• EXERCISE REQUIREMENTS: Once you have read the listing below, output it again exactly.

• MATERIAL FOR THIS EXERCISE:
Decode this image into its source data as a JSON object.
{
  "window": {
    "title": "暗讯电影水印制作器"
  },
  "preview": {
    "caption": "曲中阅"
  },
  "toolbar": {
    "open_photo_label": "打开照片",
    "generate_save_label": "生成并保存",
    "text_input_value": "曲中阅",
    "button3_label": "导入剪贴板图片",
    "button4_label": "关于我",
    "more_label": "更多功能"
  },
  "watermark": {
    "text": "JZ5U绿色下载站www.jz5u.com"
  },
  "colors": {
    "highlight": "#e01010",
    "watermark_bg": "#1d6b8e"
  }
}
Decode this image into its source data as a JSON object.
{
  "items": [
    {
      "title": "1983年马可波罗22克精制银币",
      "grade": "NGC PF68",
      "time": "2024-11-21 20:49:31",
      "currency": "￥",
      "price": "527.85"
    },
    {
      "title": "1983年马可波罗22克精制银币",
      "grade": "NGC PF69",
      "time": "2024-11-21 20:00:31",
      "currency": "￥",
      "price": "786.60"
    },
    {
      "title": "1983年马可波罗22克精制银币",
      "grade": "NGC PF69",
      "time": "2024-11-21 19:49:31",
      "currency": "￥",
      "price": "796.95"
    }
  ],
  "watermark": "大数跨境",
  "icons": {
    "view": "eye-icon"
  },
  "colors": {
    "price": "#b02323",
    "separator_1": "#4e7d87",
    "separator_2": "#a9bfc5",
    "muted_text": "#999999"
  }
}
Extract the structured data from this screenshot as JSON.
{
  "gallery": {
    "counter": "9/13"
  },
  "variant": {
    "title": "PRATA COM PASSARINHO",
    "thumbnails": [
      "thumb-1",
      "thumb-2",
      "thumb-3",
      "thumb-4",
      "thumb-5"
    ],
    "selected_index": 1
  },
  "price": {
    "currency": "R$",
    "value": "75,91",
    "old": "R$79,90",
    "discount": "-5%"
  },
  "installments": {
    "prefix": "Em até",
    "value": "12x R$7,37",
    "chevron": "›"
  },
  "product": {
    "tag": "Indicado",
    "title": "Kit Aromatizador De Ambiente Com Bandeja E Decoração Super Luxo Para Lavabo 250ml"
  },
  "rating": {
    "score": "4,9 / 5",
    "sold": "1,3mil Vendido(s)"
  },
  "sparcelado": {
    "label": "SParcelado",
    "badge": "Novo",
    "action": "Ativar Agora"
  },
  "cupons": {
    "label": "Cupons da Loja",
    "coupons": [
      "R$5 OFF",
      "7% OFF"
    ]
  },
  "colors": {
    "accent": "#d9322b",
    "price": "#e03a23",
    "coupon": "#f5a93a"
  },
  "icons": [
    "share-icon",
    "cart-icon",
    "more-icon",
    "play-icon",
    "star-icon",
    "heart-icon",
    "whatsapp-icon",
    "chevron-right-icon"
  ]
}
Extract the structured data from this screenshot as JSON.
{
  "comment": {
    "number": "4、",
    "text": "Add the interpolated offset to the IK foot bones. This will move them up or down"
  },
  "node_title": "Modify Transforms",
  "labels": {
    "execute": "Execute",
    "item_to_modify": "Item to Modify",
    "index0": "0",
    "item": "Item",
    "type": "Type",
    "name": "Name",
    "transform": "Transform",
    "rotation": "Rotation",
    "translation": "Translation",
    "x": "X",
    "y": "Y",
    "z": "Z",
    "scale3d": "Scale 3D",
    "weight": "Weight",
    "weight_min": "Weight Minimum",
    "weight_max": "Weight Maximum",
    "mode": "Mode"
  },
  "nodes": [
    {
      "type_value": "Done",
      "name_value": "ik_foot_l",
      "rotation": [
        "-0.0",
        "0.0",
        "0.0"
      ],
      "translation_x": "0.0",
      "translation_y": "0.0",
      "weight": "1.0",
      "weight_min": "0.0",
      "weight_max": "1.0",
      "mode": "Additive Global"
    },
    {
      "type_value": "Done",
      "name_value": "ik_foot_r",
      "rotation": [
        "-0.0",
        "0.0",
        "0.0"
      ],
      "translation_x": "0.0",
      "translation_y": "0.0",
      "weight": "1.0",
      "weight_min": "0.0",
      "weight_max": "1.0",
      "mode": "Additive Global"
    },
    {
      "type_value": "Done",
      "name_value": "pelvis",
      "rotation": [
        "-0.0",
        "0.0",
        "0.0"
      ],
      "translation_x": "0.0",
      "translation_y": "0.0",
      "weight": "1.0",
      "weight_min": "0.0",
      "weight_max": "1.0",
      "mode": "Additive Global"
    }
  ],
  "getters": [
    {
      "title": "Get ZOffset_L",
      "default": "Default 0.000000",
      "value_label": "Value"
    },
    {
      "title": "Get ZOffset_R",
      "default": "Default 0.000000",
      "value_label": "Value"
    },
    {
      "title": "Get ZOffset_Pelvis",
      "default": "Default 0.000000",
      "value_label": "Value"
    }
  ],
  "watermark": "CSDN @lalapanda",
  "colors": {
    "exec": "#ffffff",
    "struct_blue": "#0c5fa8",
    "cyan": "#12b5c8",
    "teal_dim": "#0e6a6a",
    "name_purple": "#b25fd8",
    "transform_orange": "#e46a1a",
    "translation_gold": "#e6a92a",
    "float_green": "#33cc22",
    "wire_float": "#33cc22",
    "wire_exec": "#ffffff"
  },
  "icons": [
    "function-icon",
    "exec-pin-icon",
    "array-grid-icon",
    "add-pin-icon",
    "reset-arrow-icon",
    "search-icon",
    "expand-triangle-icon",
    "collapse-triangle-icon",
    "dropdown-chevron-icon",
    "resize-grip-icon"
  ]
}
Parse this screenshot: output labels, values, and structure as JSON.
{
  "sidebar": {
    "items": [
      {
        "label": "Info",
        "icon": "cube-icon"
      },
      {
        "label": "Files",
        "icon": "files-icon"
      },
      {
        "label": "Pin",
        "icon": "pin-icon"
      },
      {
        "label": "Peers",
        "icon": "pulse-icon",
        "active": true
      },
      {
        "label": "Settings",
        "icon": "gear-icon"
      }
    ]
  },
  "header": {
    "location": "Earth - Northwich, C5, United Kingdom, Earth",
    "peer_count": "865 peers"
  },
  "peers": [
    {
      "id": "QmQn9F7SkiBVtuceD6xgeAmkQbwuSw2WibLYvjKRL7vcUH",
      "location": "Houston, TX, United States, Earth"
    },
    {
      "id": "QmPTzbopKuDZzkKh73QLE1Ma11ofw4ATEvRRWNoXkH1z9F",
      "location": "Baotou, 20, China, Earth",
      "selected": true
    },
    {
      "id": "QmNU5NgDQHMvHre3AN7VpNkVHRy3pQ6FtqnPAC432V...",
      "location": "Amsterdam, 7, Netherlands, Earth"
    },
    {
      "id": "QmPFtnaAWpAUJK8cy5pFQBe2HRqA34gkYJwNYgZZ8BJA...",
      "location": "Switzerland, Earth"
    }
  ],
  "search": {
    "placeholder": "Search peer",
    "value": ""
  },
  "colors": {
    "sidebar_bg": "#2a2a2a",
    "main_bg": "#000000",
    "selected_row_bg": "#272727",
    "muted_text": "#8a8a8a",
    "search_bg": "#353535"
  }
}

• RESPONSE TO THE EXERCISE:
Decode this image into its source data as a JSON object.
{
  "window": {
    "title": "暗讯电影水印制作器"
  },
  "preview": {
    "caption": "曲中阅"
  },
  "toolbar": {
    "open_photo_label": "打开照片",
    "generate_save_label": "生成并保存",
    "text_input_value": "曲中阅",
    "button3_label": "导入剪贴板图片",
    "button4_label": "关于我",
    "more_label": "更多功能"
  },
  "watermark": {
    "text": "JZ5U绿色下载站www.jz5u.com"
  },
  "colors": {
    "highlight": "#e01010",
    "watermark_bg": "#1d6b8e"
  }
}
Decode this image into its source data as a JSON object.
{
  "items": [
    {
      "title": "1983年马可波罗22克精制银币",
      "grade": "NGC PF68",
      "time": "2024-11-21 20:49:31",
      "currency": "￥",
      "price": "527.85"
    },
    {
      "title": "1983年马可波罗22克精制银币",
      "grade": "NGC PF69",
      "time": "2024-11-21 20:00:31",
      "currency": "￥",
      "price": "786.60"
    },
    {
      "title": "1983年马可波罗22克精制银币",
      "grade": "NGC PF69",
      "time": "2024-11-21 19:49:31",
      "currency": "￥",
      "price": "796.95"
    }
  ],
  "watermark": "大数跨境",
  "icons": {
    "view": "eye-icon"
  },
  "colors": {
    "price": "#b02323",
    "separator_1": "#4e7d87",
    "separator_2": "#a9bfc5",
    "muted_text": "#999999"
  }
}
Extract the structured data from this screenshot as JSON.
{
  "gallery": {
    "counter": "9/13"
  },
  "variant": {
    "title": "PRATA COM PASSARINHO",
    "thumbnails": [
      "thumb-1",
      "thumb-2",
      "thumb-3",
      "thumb-4",
      "thumb-5"
    ],
    "selected_index": 1
  },
  "price": {
    "currency": "R$",
    "value": "75,91",
    "old": "R$79,90",
    "discount": "-5%"
  },
  "installments": {
    "prefix": "Em até",
    "value": "12x R$7,37",
    "chevron": "›"
  },
  "product": {
    "tag": "Indicado",
    "title": "Kit Aromatizador De Ambiente Com Bandeja E Decoração Super Luxo Para Lavabo 250ml"
  },
  "rating": {
    "score": "4,9 / 5",
    "sold": "1,3mil Vendido(s)"
  },
  "sparcelado": {
    "label": "SParcelado",
    "badge": "Novo",
    "action": "Ativar Agora"
  },
  "cupons": {
    "label": "Cupons da Loja",
    "coupons": [
      "R$5 OFF",
      "7% OFF"
    ]
  },
  "colors": {
    "accent": "#d9322b",
    "price": "#e03a23",
    "coupon": "#f5a93a"
  },
  "icons": [
    "share-icon",
    "cart-icon",
    "more-icon",
    "play-icon",
    "star-icon",
    "heart-icon",
    "whatsapp-icon",
    "chevron-right-icon"
  ]
}
Extract the structured data from this screenshot as JSON.
{
  "comment": {
    "number": "4、",
    "text": "Add the interpolated offset to the IK foot bones. This will move them up or down"
  },
  "node_title": "Modify Transforms",
  "labels": {
    "execute": "Execute",
    "item_to_modify": "Item to Modify",
    "index0": "0",
    "item": "Item",
    "type": "Type",
    "name": "Name",
    "transform": "Transform",
    "rotation": "Rotation",
    "translation": "Translation",
    "x": "X",
    "y": "Y",
    "z": "Z",
    "scale3d": "Scale 3D",
    "weight": "Weight",
    "weight_min": "Weight Minimum",
    "weight_max": "Weight Maximum",
    "mode": "Mode"
  },
  "nodes": [
    {
      "type_value": "Done",
      "name_value": "ik_foot_l",
      "rotation": [
        "-0.0",
        "0.0",
        "0.0"
      ],
      "translation_x": "0.0",
      "translation_y": "0.0",
      "weight": "1.0",
      "weight_min": "0.0",
      "weight_max": "1.0",
      "mode": "Additive Global"
    },
    {
      "type_value": "Done",
      "name_value": "ik_foot_r",
      "rotation": [
        "-0.0",
        "0.0",
        "0.0"
      ],
      "translation_x": "0.0",
      "translation_y": "0.0",
      "weight": "1.0",
      "weight_min": "0.0",
      "weight_max": "1.0",
      "mode": "Additive Global"
    },
    {
      "type_value": "Done",
      "name_value": "pelvis",
      "rotation": [
        "-0.0",
        "0.0",
        "0.0"
      ],
      "translation_x": "0.0",
      "translation_y": "0.0",
      "weight": "1.0",
      "weight_min": "0.0",
      "weight_max": "1.0",
      "mode": "Additive Global"
    }
  ],
  "getters": [
    {
      "title": "Get ZOffset_L",
      "default": "Default 0.000000",
      "value_label": "Value"
    },
    {
      "title": "Get ZOffset_R",
      "default": "Default 0.000000",
      "value_label": "Value"
    },
    {
      "title": "Get ZOffset_Pelvis",
      "default": "Default 0.000000",
      "value_label": "Value"
    }
  ],
  "watermark": "CSDN @lalapanda",
  "colors": {
    "exec": "#ffffff",
    "struct_blue": "#0c5fa8",
    "cyan": "#12b5c8",
    "teal_dim": "#0e6a6a",
    "name_purple": "#b25fd8",
    "transform_orange": "#e46a1a",
    "translation_gold": "#e6a92a",
    "float_green": "#33cc22",
    "wire_float": "#33cc22",
    "wire_exec": "#ffffff"
  },
  "icons": [
    "function-icon",
    "exec-pin-icon",
    "array-grid-icon",
    "add-pin-icon",
    "reset-arrow-icon",
    "search-icon",
    "expand-triangle-icon",
    "collapse-triangle-icon",
    "dropdown-chevron-icon",
    "resize-grip-icon"
  ]
}
Parse this screenshot: output labels, values, and structure as JSON.
{
  "sidebar": {
    "items": [
      {
        "label": "Info",
        "icon": "cube-icon"
      },
      {
        "label": "Files",
        "icon": "files-icon"
      },
      {
        "label": "Pin",
        "icon": "pin-icon"
      },
      {
        "label": "Peers",
        "icon": "pulse-icon",
        "active": true
      },
      {
        "label": "Settings",
        "icon": "gear-icon"
      }
    ]
  },
  "header": {
    "location": "Earth - Northwich, C5, United Kingdom, Earth",
    "peer_count": "865 peers"
  },
  "peers": [
    {
      "id": "QmQn9F7SkiBVtuceD6xgeAmkQbwuSw2WibLYvjKRL7vcUH",
      "location": "Houston, TX, United States, Earth"
    },
    {
      "id": "QmPTzbopKuDZzkKh73QLE1Ma11ofw4ATEvRRWNoXkH1z9F",
      "location": "Baotou, 20, China, Earth",
      "selected": true
    },
    {
      "id": "QmNU5NgDQHMvHre3AN7VpNkVHRy3pQ6FtqnPAC432V...",
      "location": "Amsterdam, 7, Netherlands, Earth"
    },
    {
      "id": "QmPFtnaAWpAUJK8cy5pFQBe2HRqA34gkYJwNYgZZ8BJA...",
      "location": "Switzerland, Earth"
    }
  ],
  "search": {
    "placeholder": "Search peer",
    "value": ""
  },
  "colors": {
    "sidebar_bg": "#2a2a2a",
    "main_bg": "#000000",
    "selected_row_bg": "#272727",
    "muted_text": "#8a8a8a",
    "search_bg": "#353535"
  }
}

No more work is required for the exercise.